Copyright

Ch 3: The Abolitionist Movement in America

About This Chapter

In this chapter, short lessons are used to give you a solid understanding of the abolitionist movement and how it contributed to the Civil War. Quizzes throughout the chapter will help you test your comprehension of each lesson.

The Abolitionist Movement in America - Chapter Summary and Learning Objectives

While the abolitionist movement may not have ended slavery, it did leave a lasting impression on many of those involved in the Civil War. The following lessons will give you an in-depth look at the abolitionist movement and the impact that it made. Instructors will explain the roles that different organizations and leaders played in the movement as well as the influence they had. Quizzes are offered in the lessons for you to test your knowledge, and instructors are available to answer questions about what you don't know. The lessons teach topics like:

  • How the American Anti-Slavery Society and preceding organizations entered into the political arena
  • The use of religion in the abolitionist movement
  • What was the response to petitions calling for the abolition of slavery
  • The importance of the Underground Railroad
  • How the abolitionist movement and its leaders impacted the end of slavery

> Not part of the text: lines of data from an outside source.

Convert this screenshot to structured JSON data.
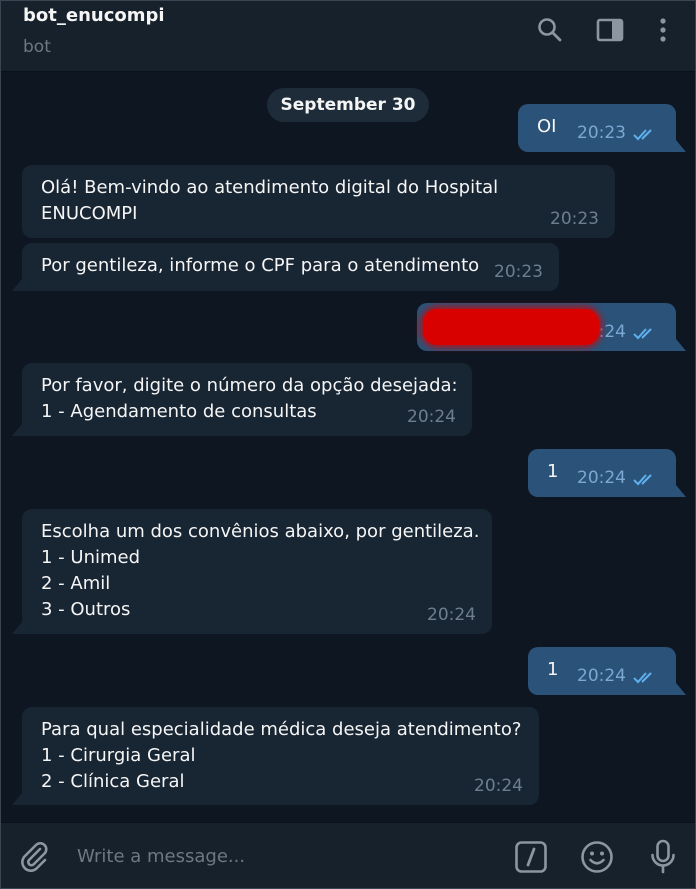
{
  "header": {
    "title": "bot_enucompi",
    "subtitle": "bot",
    "icons": [
      "search-icon",
      "sidebar-toggle-icon",
      "more-vertical-icon"
    ]
  },
  "chat": {
    "date": "September 30",
    "messages": [
      {
        "direction": "outgoing",
        "text": "OI",
        "time": "20:23",
        "status": "read"
      },
      {
        "direction": "incoming",
        "text": "Olá! Bem-vindo ao atendimento digital do Hospital\nENUCOMPI",
        "time": "20:23"
      },
      {
        "direction": "incoming",
        "text": "Por gentileza, informe o CPF para o atendimento",
        "time": "20:23"
      },
      {
        "direction": "outgoing",
        "text": "",
        "time": "20:24",
        "status": "read",
        "redacted": true
      },
      {
        "direction": "incoming",
        "text": "Por favor, digite o número da opção desejada:\n1 - Agendamento de consultas",
        "time": "20:24"
      },
      {
        "direction": "outgoing",
        "text": "1",
        "time": "20:24",
        "status": "read"
      },
      {
        "direction": "incoming",
        "text": "Escolha um dos convênios abaixo, por gentileza.\n1 - Unimed\n2 - Amil\n3 - Outros",
        "time": "20:24"
      },
      {
        "direction": "outgoing",
        "text": "1",
        "time": "20:24",
        "status": "read"
      },
      {
        "direction": "incoming",
        "text": "Para qual especialidade médica deseja atendimento?\n1 - Cirurgia Geral\n2 - Clínica Geral",
        "time": "20:24"
      }
    ]
  },
  "composer": {
    "placeholder": "Write a message...",
    "icons": [
      "attach-icon",
      "bot-commands-icon",
      "emoji-icon",
      "microphone-icon"
    ]
  },
  "colors": {
    "background": "#0e1621",
    "header": "#17212b",
    "incoming_bubble": "#182533",
    "outgoing_bubble": "#2b5278",
    "read_check": "#5fb0ef"
  }
}
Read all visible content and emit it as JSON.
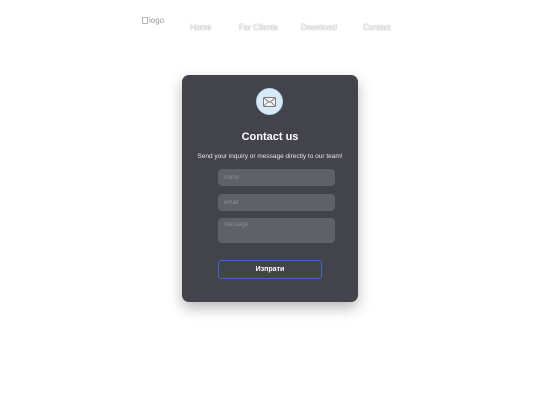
{
  "nav": {
    "logo_alt": "logo",
    "items": [
      "Home",
      "For Clients",
      "Download",
      "Contact"
    ]
  },
  "contact": {
    "icon": "envelope-icon",
    "title": "Contact us",
    "subtitle": "Send your inquiry or message directly to our team!",
    "name_placeholder": "name",
    "email_placeholder": "email",
    "message_placeholder": "message",
    "submit_label": "Изпрати"
  },
  "colors": {
    "card_bg": "#43434b",
    "field_bg": "#606068",
    "icon_circle": "#d7eaf8",
    "button_border": "#3a6bc4"
  }
}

Lesson Objective
American Anti-Slavery Society: History & Activities Compare organizations like the American Anti-Slavery Society and how they helped place the anti-slavery issue on the political agenda.
The Religious Roots of the Abolitionist Movement Distinguish how religion played a role in the abolition movement and learn about the groups that joined the movement.
The Liberator Newspaper and William Lloyd Garrison Consider the interesting life of William Lloyd Garrison, who played an important role in the anti-slavery movement.
The Impacts of Anti-Slavery Petitions to Congress Measure how anti-slavery petitions were able to impact the political climate from the late 1830s to the early 1840s.
What Was the Underground Railroad? - History, Facts & Route Dissect the secret Underground Railroad and how it helped some slaves reach freedom.
Abolitionist Movement: Important Figures in the Fight to End Slavery Analyze the influential people who spearheaded the fight against slavery.

6 Lessons in Chapter 3: The Abolitionist Movement in America
Test your knowledge with a 30-question chapter practice test
American Anti-Slavery Society: History & Activities

1. American Anti-Slavery Society: History & Activities

In this lesson, we'll learn about the American Anti-Slavery Society, including how it came to be and its purpose. We'll also discuss some key developments and themes associated with the organization.

The Religious Roots of the Abolitionist Movement

2. The Religious Roots of the Abolitionist Movement

Leading up to the Civil War, American reformers latched onto the goal of getting rid of slavery. In this lesson, we'll explore how this movement was connected to the religious ideals of the 19th century.

The Liberator Newspaper and William Lloyd Garrison

3. The Liberator Newspaper and William Lloyd Garrison

William Lloyd Garrison was a passionate voice in the abolitionist movement. Find out how a kid from a financially challenged family and without much education became an influential part of America's dialogue on slavery.

The Impacts of Anti-Slavery Petitions to Congress

4. The Impacts of Anti-Slavery Petitions to Congress

The right to petition is included in the First Amendment to the Constitution. During the 1800s, abolitionists exercised this right by petitioning Congress to bring an end to slavery. This lesson explores the impact of anti-slavery petitions to Congress.

What Was the Underground Railroad? - History, Facts & Route

5. What Was the Underground Railroad? - History, Facts & Route

In this lesson we will discuss how the Underground Railroad worked and why it was important. Learn more about the secret paths that many slaves took to freedom.

Abolitionist Movement: Important Figures in the Fight to End Slavery

6. Abolitionist Movement: Important Figures in the Fight to End Slavery

The abolitionist movement spanned decades. Although slavery did not end peacefully, great Americans like William Lloyd Garrison, Frederick Douglass, and Harriet Beecher Stowe were some of the driving forces behind the anti-slavery movement.

Chapter Practice Exam
Test your knowledge of this chapter with a 30 question practice chapter exam.
Not Taken
Practice Final Exam
Test your knowledge of the entire course with a 50 question practice final exam.
Not Taken

Earning College Credit

Did you know… We have over 200 college courses that prepare you to earn credit by exam that is accepted by over 1,500 colleges and universities. You can test out of the first two years of college and save thousands off your degree. Anyone can earn credit-by-exam regardless of age or education level.

To learn more, visit our Earning Credit Page

Transferring credit to the school of your choice

Not sure what college you want to attend yet? Study.com has thousands of articles about every imaginable degree, area of study and career path that can help you find the school that's right for you.

Support